Unfortunately, many anglers feel the need to display false bravado on the bank for fear of looking a bit of a numpty in front of those who may be more experienced. The knock on effect is that bad habits not tackled in the early stages can hamper your results in later life if you don’t have the ability to target the fish in a certain manner.
If there is something you are not particularly good at, it’s much better to get it out in the open. There are several basic principles to almost any task or practice in carp angling, and once armed with these, things seem much easier to break down.
Ultimately, you should never be afraid to ask. You will usually see somebody perfecting the art with which you need help, and there is no harm asking for a few pointers. There are a few idiots and show-off’s about, I know, but there are also some really approachable anglers about who would be more than willing to help put you on the right track – so don’t give up!
A good example of this ‘self-help’ mentality would be my own results when surface fishing many years ago. I’d always known how to tackle up for the job and knew when might be a good time to employ the method during the summer months when the fish were in the upper layers. My problem was results. I always seemed to be hampered by tangles and fish always seemed to spook from my set-up. The upshot was that I shied away from surface fishing as an approach because I was not that good at it.
For a good few years I perfected other aspects of my game in order to outwit the fish in other ways, but one summer's afternoon on my local club water, I received a real wake-up call. It was a red hot day and all the fish were up on top. Usually in these conditions, I would stalk in the shallow water to try and bag a few with favourable results, but on the day in question they were having none of it. They were all over the shallows, but I could not get a pick up. A lad I knew was fishing off the top and, to put it mildly, he was bagging up. It seemed every time I looked across to his swim he was into another fish. After an hour or two of this, I’d had enough. Something clicked in my head and I knew I was going to have to face my demons and properly get to grips with fishing off the top!

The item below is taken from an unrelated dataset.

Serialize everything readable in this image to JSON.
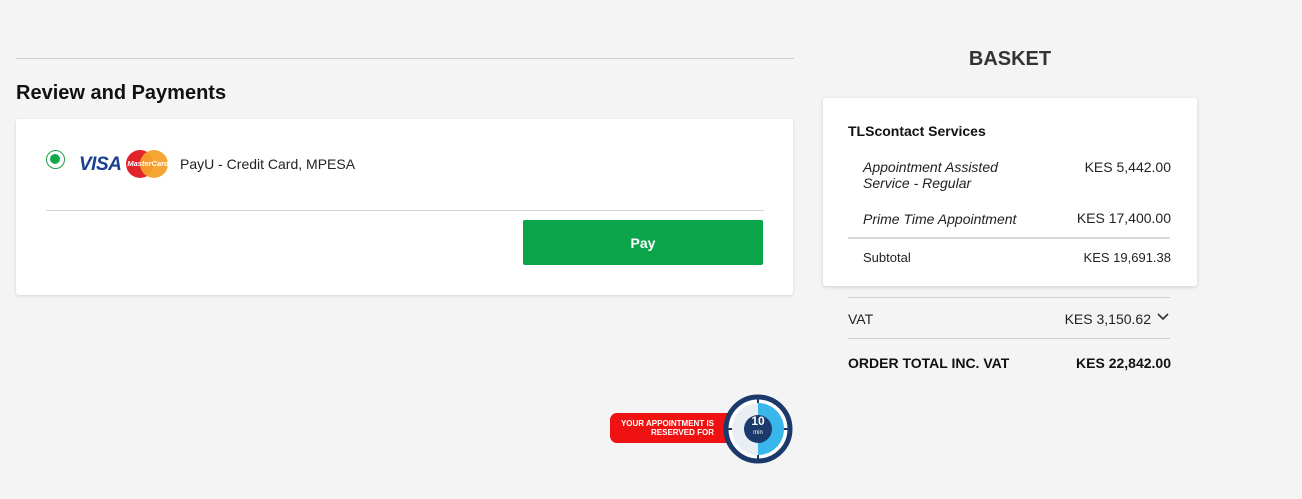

I decided to stop fishing and just go and sit behind the lad. For the rest of the day I did nothing – I just watched, making keen observations about all aspects of his set-up, his approach, and his tactics. If I was not sure about a particular aspect, I’d simply ask the question at a point where it would not disturb his sport – of course, before doing all this I asked if it was okay by him, and he was more than happy to oblige. By simply watching somebody else experienced in that particular aspect of carping, I gained insight about where I might be going wrong and learned a few neat tricks about set-up in order to avoid tangles and also how to keep the bait presented on the hook perfectly to avoid spooking the fish.
I spent the next few days putting together a set-up similar to that of my friend's and, come the next weekend, was eager to get out and give it a try. It was no ‘Eureka’ moment, and the technique needed perfecting, but I had been put on the right road, and the result was that I bagged a nice double figure mirror off the top that afternoon and I was totally made up with the result. Of course, once I’d bagged one, I wanted another… and another… and another.
As the following months passed by, I perfected the art and made subtle changes to the set-up I had learnt, based on my own results and observations of the fish reacting to my own set up, and my results improved almost session by session. I’ve never looked back really, and surface fishing has now become such a valuable weapon in my armoury that I use it almost every time out.
Over the following years I perfected my surface fishing approach to such an extent that I used it whenever the conditions allowed. After reading an article where an experienced angler had caught fish off the top in each month of the year, I decided to give it a go myself. Between a few friends, I started a surface fishing challenge, where we aimed to do just that, but as things got a bit cold most fell by the wayside. Armed with my new-found skills, I was undeterred and was able to bank fish with each month that passed. I might have achieved my goal on the first attempt, were it not for the fact that I never managed to get out fishing once during that particular January, so it had to wait until the following year before I eventually managed to bank one off the top in January. In wintery conditions and dressed up to the nines in full thermals, I banked a stunning little mirror off the top, which gave me the full set – a surface caught carp in every month of the year – how’s that for tackling your demons!?
As you can see, there’s more to successful angling than reading about the latest rig or the latest bait. There is a mindset that goes with it. It’s about constantly trying to improve ones game, ‘more forward, please’ as the old Honda advert used to say...